The Implications of China’s Forex Reserves on Global Trade and Currency Markets
China’s forex reserves have been a topic of great interest and speculation in recent years. As the world’s second-largest economy, China’s actions in the foreign exchange market have significant implications for global trade and currency markets. In this article, we will explore the implications of China’s forex reserves on global trade and currency markets.
Forex reserves refer to a country’s holdings of foreign currencies, usually in the form of government bonds and other financial assets. These reserves are important for a variety of reasons, including maintaining currency stability, financing international trade, and acting as a buffer against external shocks.
China has the largest forex reserves in the world, with a total value of over $3 trillion. These reserves are primarily held in US dollars, followed by other major currencies such as the euro, yen, and pound sterling. China’s large forex reserves have been a source of concern for some countries, who worry that China’s actions in the forex market could disrupt global trade and currency markets.
One of the major implications of China’s forex reserves is its impact on the value of the Chinese yuan (CNY) and other currencies. China has been accused of keeping its currency undervalued to boost its exports and maintain a competitive advantage in global trade. By accumulating large forex reserves, China can intervene in the foreign exchange market to buy its own currency and sell other currencies, thus influencing the exchange rate.
This manipulation of the exchange rate can have significant implications for global trade. A weaker yuan makes Chinese exports cheaper, leading to increased demand for Chinese goods and potentially harming the competitiveness of other countries’ exports. This has been a major concern for countries like the United States, who argue that China’s currency manipulation gives it an unfair trade advantage.

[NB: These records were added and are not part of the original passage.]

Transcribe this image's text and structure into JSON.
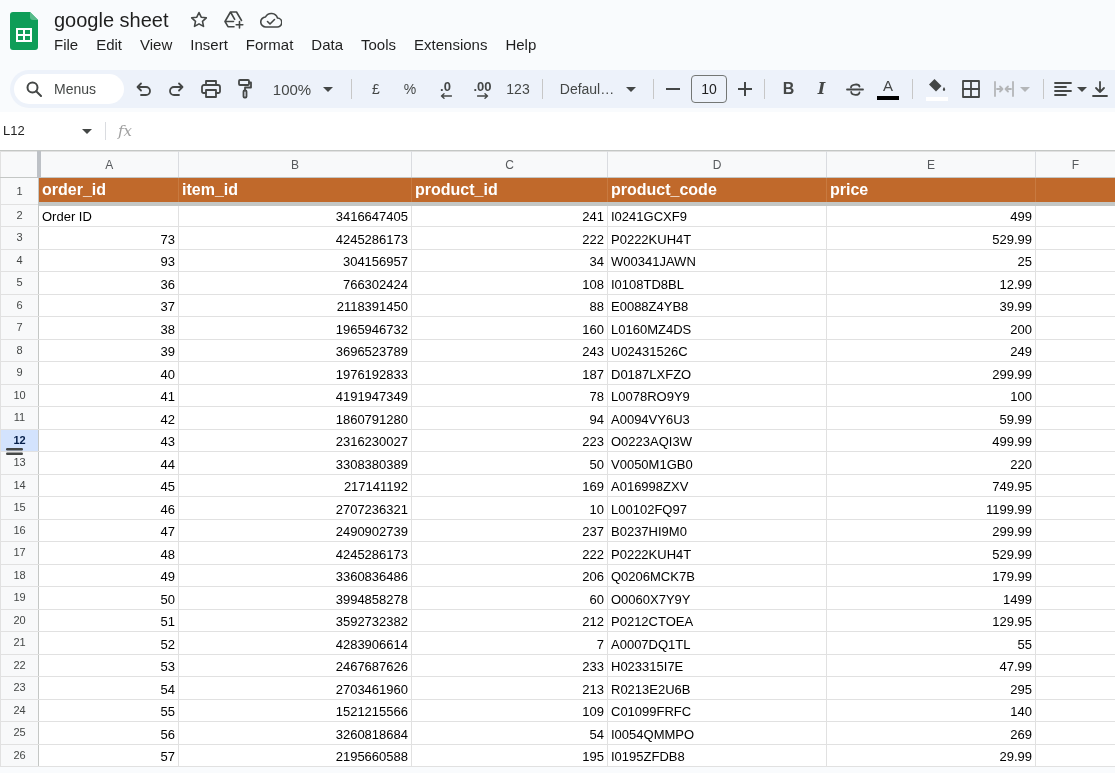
{
  "document": {
    "title": "google sheet"
  },
  "menu": [
    "File",
    "Edit",
    "View",
    "Insert",
    "Format",
    "Data",
    "Tools",
    "Extensions",
    "Help"
  ],
  "toolbar": {
    "search": {
      "label": "Menus"
    },
    "zoom": "100%",
    "number_formats": [
      {
        "label": "£",
        "kind": "plain"
      },
      {
        "label": "%",
        "kind": "plain"
      },
      {
        "label": ".0",
        "kind": "decrease_decimal"
      },
      {
        "label": ".00",
        "kind": "increase_decimal"
      },
      {
        "label": "123",
        "kind": "plain"
      }
    ],
    "font": "Defaul…",
    "font_size": "10",
    "text_styles": [
      {
        "label": "B",
        "kind": "bold"
      },
      {
        "label": "I",
        "kind": "italic"
      }
    ],
    "text_color": {
      "label": "A",
      "color": "#000000"
    },
    "fill_color": {
      "color": "#ffffff"
    },
    "merge": {
      "disabled": true
    }
  },
  "formula_bar": {
    "name_box": "L12",
    "function_label": "fx"
  },
  "sheet": {
    "columns": [
      {
        "letter": "A",
        "kind": "number"
      },
      {
        "letter": "B",
        "kind": "number"
      },
      {
        "letter": "C",
        "kind": "number"
      },
      {
        "letter": "D",
        "kind": "text"
      },
      {
        "letter": "E",
        "kind": "number"
      },
      {
        "letter": "F"
      }
    ],
    "header_row": {
      "number": "1",
      "selected": false,
      "cells": [
        "order_id",
        "item_id",
        "product_id",
        "product_code",
        "price"
      ]
    },
    "rows": [
      {
        "number": "2",
        "selected": false,
        "cells": [
          {
            "value": "Order ID",
            "kind": "text"
          },
          "3416647405",
          "241",
          "I0241GCXF9",
          "499"
        ]
      },
      {
        "number": "3",
        "selected": false,
        "cells": [
          "73",
          "4245286173",
          "222",
          "P0222KUH4T",
          "529.99"
        ]
      },
      {
        "number": "4",
        "selected": false,
        "cells": [
          "93",
          "304156957",
          "34",
          "W00341JAWN",
          "25"
        ]
      },
      {
        "number": "5",
        "selected": false,
        "cells": [
          "36",
          "766302424",
          "108",
          "I0108TD8BL",
          "12.99"
        ]
      },
      {
        "number": "6",
        "selected": false,
        "cells": [
          "37",
          "2118391450",
          "88",
          "E0088Z4YB8",
          "39.99"
        ]
      },
      {
        "number": "7",
        "selected": false,
        "cells": [
          "38",
          "1965946732",
          "160",
          "L0160MZ4DS",
          "200"
        ]
      },
      {
        "number": "8",
        "selected": false,
        "cells": [
          "39",
          "3696523789",
          "243",
          "U02431526C",
          "249"
        ]
      },
      {
        "number": "9",
        "selected": false,
        "cells": [
          "40",
          "1976192833",
          "187",
          "D0187LXFZO",
          "299.99"
        ]
      },
      {
        "number": "10",
        "selected": false,
        "cells": [
          "41",
          "4191947349",
          "78",
          "L0078RO9Y9",
          "100"
        ]
      },
      {
        "number": "11",
        "selected": false,
        "cells": [
          "42",
          "1860791280",
          "94",
          "A0094VY6U3",
          "59.99"
        ]
      },
      {
        "number": "12",
        "selected": true,
        "cells": [
          "43",
          "2316230027",
          "223",
          "O0223AQI3W",
          "499.99"
        ]
      },
      {
        "number": "13",
        "selected": false,
        "cells": [
          "44",
          "3308380389",
          "50",
          "V0050M1GB0",
          "220"
        ]
      },
      {
        "number": "14",
        "selected": false,
        "cells": [
          "45",
          "217141192",
          "169",
          "A016998ZXV",
          "749.95"
        ]
      },
      {
        "number": "15",
        "selected": false,
        "cells": [
          "46",
          "2707236321",
          "10",
          "L00102FQ97",
          "1199.99"
        ]
      },
      {
        "number": "16",
        "selected": false,
        "cells": [
          "47",
          "2490902739",
          "237",
          "B0237HI9M0",
          "299.99"
        ]
      },
      {
        "number": "17",
        "selected": false,
        "cells": [
          "48",
          "4245286173",
          "222",
          "P0222KUH4T",
          "529.99"
        ]
      },
      {
        "number": "18",
        "selected": false,
        "cells": [
          "49",
          "3360836486",
          "206",
          "Q0206MCK7B",
          "179.99"
        ]
      },
      {
        "number": "19",
        "selected": false,
        "cells": [
          "50",
          "3994858278",
          "60",
          "O0060X7Y9Y",
          "1499"
        ]
      },
      {
        "number": "20",
        "selected": false,
        "cells": [
          "51",
          "3592732382",
          "212",
          "P0212CTOEA",
          "129.95"
        ]
      },
      {
        "number": "21",
        "selected": false,
        "cells": [
          "52",
          "4283906614",
          "7",
          "A0007DQ1TL",
          "55"
        ]
      },
      {
        "number": "22",
        "selected": false,
        "cells": [
          "53",
          "2467687626",
          "233",
          "H023315I7E",
          "47.99"
        ]
      },
      {
        "number": "23",
        "selected": false,
        "cells": [
          "54",
          "2703461960",
          "213",
          "R0213E2U6B",
          "295"
        ]
      },
      {
        "number": "24",
        "selected": false,
        "cells": [
          "55",
          "1521215566",
          "109",
          "C01099FRFC",
          "140"
        ]
      },
      {
        "number": "25",
        "selected": false,
        "cells": [
          "56",
          "3260818684",
          "54",
          "I0054QMMPO",
          "269"
        ]
      },
      {
        "number": "26",
        "selected": false,
        "cells": [
          "57",
          "2195660588",
          "195",
          "I0195ZFDB8",
          "29.99"
        ]
      }
    ]
  }
}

China’s forex reserves also have implications for global currency markets. The massive size of China’s reserves means that its actions in the forex market can have a significant impact on the value of major currencies, especially the US dollar. When China buys US dollars to increase its forex reserves, it strengthens the dollar and weakens other currencies. This can create volatility and uncertainty in currency markets, affecting not only trade but also investment flows and financial stability.
Furthermore, China’s forex reserves give it financial power and influence in the global economy. With such large reserves, China can invest in foreign assets, such as government bonds and stocks, to diversify its holdings and generate returns. This allows China to exert influence over other countries’ economies and financial markets. For example, China’s buying of US Treasury bonds helps finance the US government’s deficit and keeps interest rates lower than they would otherwise be.
However, China’s large forex reserves also come with risks and challenges. For instance, the depreciation of the US dollar can erode the value of China’s dollar-denominated reserves. Additionally, China’s massive holdings of foreign currencies expose it to exchange rate and liquidity risks. A sudden devaluation of the yuan or a sharp decline in the value of its reserve currencies could result in significant losses for China.
In conclusion, China’s forex reserves have far-reaching implications for global trade and currency markets. Its actions in the forex market can influence the value of the yuan and other currencies, potentially affecting the competitiveness of exports and creating volatility in currency markets. China’s large reserves also give it financial power and influence in the global economy. However, these reserves also come with risks and challenges. As China continues to play a major role in the global economy, the management of its forex reserves will remain a critical issue for policymakers and market participants alike.